Mader Biology - Chapter 6 (Metabolism: Energy and Enzymes)
Ability to do work or bring about change; allows living things to carry on the processes of life, including growth, development, metabolism, and reproduction.
The energy of motion, as when water flows over a waterfall, a ball rolls down a hill, or a moose walks through the grass.
Stored energy whose capacity to accomplish work is not being used at the moment.
Energy associated with the interaction of atoms in a molecule.
A type of kinetic energy associated with the position, or motion (such as walking or running) of an object.
Type of kinetic energy associated with the random motion of molecules.
laws of thermodynamics
Two laws explaining energy and its relationships and exchanges.
Measure of disorder or randomness in a system.
The sum of the chemical reactions that occur in a cell.
Substance that participates in a reaction.
Substance that forms as a result of a reaction.
The amount of energy left to do work after a chemical reaction has occurred.
Spontaneous chemical reaction that releases energy.
Chemical reaction that requires an input of energy to occur.
Nucleotide with three phosphate groups.
Nucleotide with two phosphate groups.
A unit of measurement in chemistry; equal to the molecular weight of a molecule expressed in grams.
Protein molecule that functions to speed a chemical reaction without itself being affected by the reaction.
RNA molecule that is capable of catalyzing specific biochemical reactions, similar to the action of protein enzymes. These molecules are involved in the synthesis of RNA and the synthesis of proteins in ribosomes.
Series of linked reactions, beginning with a particular reactant and terminating with an end product.
energy of activation (Ea)
Energy that must be added in order for molecules to react with one another.
Reactant in an enzyme-controlled reaction.
Region of an enzyme where the substrate binds and where the chemical reaction occurs.
induced fit model
The enzyme is induced to undergo a slight alteration to achieve optimum fit for the substances.
Loss of a protein's or enzyme's normal shape so that it can no longer bind its substrate(s) efficiently; caused by a pH and/or temperature beyond the optimal ranges for the enzyme.
Non-protein assistant required by an enzyme in order to function; many are metal ions while others are coenzymes.
Non-protein organic molecule that aids the action of the enzyme to which it is loosely bound.
Organic nutrient that is required in small amounts for metabolic functions. Often part of coenzymes.
Means by which cells regulate enzyme activity; occurs when a molecule (the inhibitor) binds to an enzyme and decreases its activity.
Form of enzyme inhibition where the inhibitor binds to an enzyme at a location other than the active site; while at this site, the enzyme shape changes, the enzyme is unable to bind to its substrate, and no product forms.
Site other than the active site where an inhibitor can bind and the active site of the enzyme changes shape, which in turn changes its function.

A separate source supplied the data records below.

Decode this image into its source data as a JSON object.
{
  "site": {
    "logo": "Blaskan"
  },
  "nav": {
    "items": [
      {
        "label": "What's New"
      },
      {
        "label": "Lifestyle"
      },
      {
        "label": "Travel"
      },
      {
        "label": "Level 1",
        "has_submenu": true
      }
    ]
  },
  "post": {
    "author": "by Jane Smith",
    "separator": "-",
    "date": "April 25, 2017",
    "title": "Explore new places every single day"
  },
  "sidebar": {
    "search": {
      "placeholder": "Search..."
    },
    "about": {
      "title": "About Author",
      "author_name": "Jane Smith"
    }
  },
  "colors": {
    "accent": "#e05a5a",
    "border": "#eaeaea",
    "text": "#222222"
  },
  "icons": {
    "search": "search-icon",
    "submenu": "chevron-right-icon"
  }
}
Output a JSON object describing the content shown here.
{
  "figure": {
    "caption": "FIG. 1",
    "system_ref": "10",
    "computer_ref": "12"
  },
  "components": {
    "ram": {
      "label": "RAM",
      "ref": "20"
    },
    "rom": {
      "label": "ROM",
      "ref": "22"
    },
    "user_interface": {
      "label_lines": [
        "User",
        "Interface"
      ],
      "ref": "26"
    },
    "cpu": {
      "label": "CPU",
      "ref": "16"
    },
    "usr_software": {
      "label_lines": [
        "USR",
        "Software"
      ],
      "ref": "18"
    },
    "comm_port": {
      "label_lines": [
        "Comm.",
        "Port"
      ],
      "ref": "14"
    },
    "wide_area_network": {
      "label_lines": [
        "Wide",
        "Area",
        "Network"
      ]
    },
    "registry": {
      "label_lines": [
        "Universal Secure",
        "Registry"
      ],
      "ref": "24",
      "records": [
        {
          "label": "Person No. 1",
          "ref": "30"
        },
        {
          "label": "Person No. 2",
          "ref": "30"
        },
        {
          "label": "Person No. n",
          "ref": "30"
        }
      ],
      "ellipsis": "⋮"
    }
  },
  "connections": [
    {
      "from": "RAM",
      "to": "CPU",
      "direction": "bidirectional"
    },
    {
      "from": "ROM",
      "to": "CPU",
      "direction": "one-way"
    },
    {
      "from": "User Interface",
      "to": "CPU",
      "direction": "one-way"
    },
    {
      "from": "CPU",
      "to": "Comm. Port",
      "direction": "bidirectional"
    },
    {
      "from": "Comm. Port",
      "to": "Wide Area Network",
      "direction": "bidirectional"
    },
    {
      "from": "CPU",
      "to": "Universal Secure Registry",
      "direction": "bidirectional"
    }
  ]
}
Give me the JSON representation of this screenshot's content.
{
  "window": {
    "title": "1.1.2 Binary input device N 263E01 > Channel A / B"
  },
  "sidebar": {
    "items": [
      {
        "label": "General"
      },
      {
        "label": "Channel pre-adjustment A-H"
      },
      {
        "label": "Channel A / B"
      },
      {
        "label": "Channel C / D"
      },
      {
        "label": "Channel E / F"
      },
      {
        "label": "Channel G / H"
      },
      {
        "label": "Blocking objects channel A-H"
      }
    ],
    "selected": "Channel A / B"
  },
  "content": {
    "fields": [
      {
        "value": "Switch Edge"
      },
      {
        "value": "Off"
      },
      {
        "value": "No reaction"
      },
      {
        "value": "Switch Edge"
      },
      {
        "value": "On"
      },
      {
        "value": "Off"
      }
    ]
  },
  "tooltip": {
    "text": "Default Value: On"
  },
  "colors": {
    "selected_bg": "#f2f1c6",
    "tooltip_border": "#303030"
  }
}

Form of enzyme inhibition where the substrate and inhibitor are both able to bind to the enzyme's active site. Only when the substrate is at the active site will product form.
A paired set of chemical reactions in which one molecule gives up electrons (oxidized) while another molecule accepts electrons (reduced); commonly called a redox reaction.
Loss of one or more electrons from an atom or molecule; in biological systems, generally the loss of hydrogen atoms.
Gain of electrons by an atom or molecule with a concurrent storage of energy; in biological systems, the electrons are accompanied by hydrogen ions.
A paired set of chemical reactions in which one molecule gives up electrons (oxidized) while another molecule accepts electrons (reduced); also called an oxidation-reduction reaction.
Coenzyme in oxidation-reduction reactions that accepts electrons and hydrogen ions to become NADPH + H+. During photosynthesis, NADPH participates in the reduction of carbon dioxide to a carbohydrate.
NAD+ (Nicotinamide Adenine Dinucleotide)
Coenzyme in oxidation-reduction reactions that accepts electrons and hydrogen ions to become NADH + H+ as oxidation of substrates occurs. During cellular respiration, NADH carries electrons to the electron transport chain in mitochondria.
electron transport chain (ETC)
Process in a cell that involves the passage of electrons along a series of membrane-bound electron carrier molecules from a higher to lower energy level; the energy released is used for the synthesis of ATP.
Process where protons can move back across the membrane by interacting with other enzyme complexes in the membrane.
The production of ATP due to a hydrogen ion gradient across a membrane.